§ TASK DETAILS:
Please repeat the data below exactly, with the pictures removed.

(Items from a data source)
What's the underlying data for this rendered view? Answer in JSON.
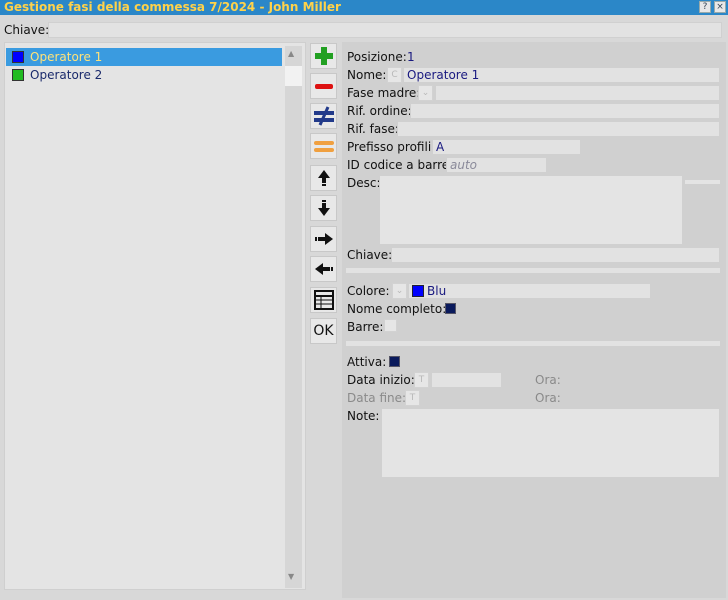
{
  "window": {
    "title": "Gestione fasi della commessa 7/2024 - John Miller",
    "btn_help": "?",
    "btn_close": "×"
  },
  "search": {
    "label": "Chiave:",
    "value": ""
  },
  "operators": [
    {
      "label": "Operatore 1",
      "color": "#0000ff"
    },
    {
      "label": "Operatore 2",
      "color": "#22bb22"
    }
  ],
  "toolbar": {
    "ok_label": "OK"
  },
  "form": {
    "posizione_label": "Posizione:",
    "posizione_value": "1",
    "nome_label": "Nome:",
    "nome_prefix": "C",
    "nome_value": "Operatore 1",
    "fase_madre_label": "Fase madre:",
    "rif_ordine_label": "Rif. ordine:",
    "rif_fase_label": "Rif. fase:",
    "prefisso_label": "Prefisso profili:",
    "prefisso_value": "A",
    "id_codice_label": "ID codice a barre:",
    "id_codice_placeholder": "auto",
    "desc_label": "Desc:",
    "chiave_label": "Chiave:",
    "colore_label": "Colore:",
    "colore_value": "Blu",
    "colore_hex": "#0000ff",
    "nome_completo_label": "Nome completo:",
    "nome_completo_checked": true,
    "barre_label": "Barre:",
    "barre_checked": false,
    "attiva_label": "Attiva:",
    "attiva_checked": true,
    "data_inizio_label": "Data inizio:",
    "data_inizio_btn": "T",
    "ora_label_1": "Ora:",
    "data_fine_label": "Data fine:",
    "data_fine_btn": "T",
    "ora_label_2": "Ora:",
    "note_label": "Note:"
  }
}
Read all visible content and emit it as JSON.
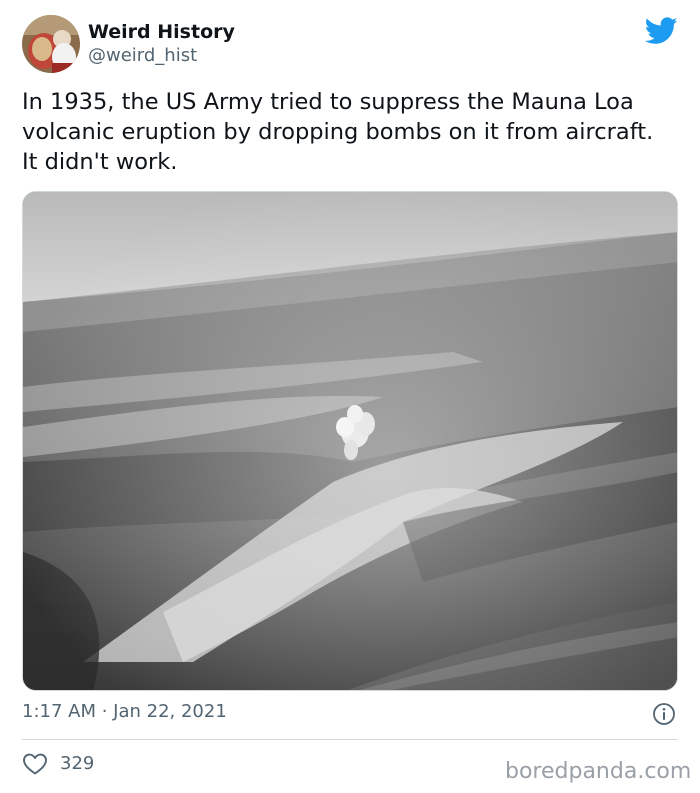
{
  "author": {
    "display_name": "Weird History",
    "handle": "@weird_hist"
  },
  "tweet": {
    "text": "In 1935, the US Army tried to suppress the Mauna Loa volcanic eruption by dropping bombs on it from aircraft. It didn't work.",
    "timestamp": "1:17 AM · Jan 22, 2021",
    "likes": "329"
  },
  "icons": {
    "brand": "twitter-bird-icon",
    "info": "info-icon",
    "like": "heart-icon"
  },
  "colors": {
    "twitter_blue": "#1d9bf0",
    "secondary_text": "#536471",
    "primary_text": "#0f1419"
  },
  "watermark": "boredpanda.com"
}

§ EXERCISE OUTPUT:
What's the underlying data for this rendered view? Answer in JSON.
{
  "window": {
    "title": "Gestione fasi della commessa 7/2024 - John Miller",
    "btn_help": "?",
    "btn_close": "×"
  },
  "search": {
    "label": "Chiave:",
    "value": ""
  },
  "operators": [
    {
      "label": "Operatore 1",
      "color": "#0000ff"
    },
    {
      "label": "Operatore 2",
      "color": "#22bb22"
    }
  ],
  "toolbar": {
    "ok_label": "OK"
  },
  "form": {
    "posizione_label": "Posizione:",
    "posizione_value": "1",
    "nome_label": "Nome:",
    "nome_prefix": "C",
    "nome_value": "Operatore 1",
    "fase_madre_label": "Fase madre:",
    "rif_ordine_label": "Rif. ordine:",
    "rif_fase_label": "Rif. fase:",
    "prefisso_label": "Prefisso profili:",
    "prefisso_value": "A",
    "id_codice_label": "ID codice a barre:",
    "id_codice_placeholder": "auto",
    "desc_label": "Desc:",
    "chiave_label": "Chiave:",
    "colore_label": "Colore:",
    "colore_value": "Blu",
    "colore_hex": "#0000ff",
    "nome_completo_label": "Nome completo:",
    "nome_completo_checked": true,
    "barre_label": "Barre:",
    "barre_checked": false,
    "attiva_label": "Attiva:",
    "attiva_checked": true,
    "data_inizio_label": "Data inizio:",
    "data_inizio_btn": "T",
    "ora_label_1": "Ora:",
    "data_fine_label": "Data fine:",
    "data_fine_btn": "T",
    "ora_label_2": "Ora:",
    "note_label": "Note:"
  }
}
Read all visible content and emit it as JSON.
{
  "author": {
    "display_name": "Weird History",
    "handle": "@weird_hist"
  },
  "tweet": {
    "text": "In 1935, the US Army tried to suppress the Mauna Loa volcanic eruption by dropping bombs on it from aircraft. It didn't work.",
    "timestamp": "1:17 AM · Jan 22, 2021",
    "likes": "329"
  },
  "icons": {
    "brand": "twitter-bird-icon",
    "info": "info-icon",
    "like": "heart-icon"
  },
  "colors": {
    "twitter_blue": "#1d9bf0",
    "secondary_text": "#536471",
    "primary_text": "#0f1419"
  },
  "watermark": "boredpanda.com"
}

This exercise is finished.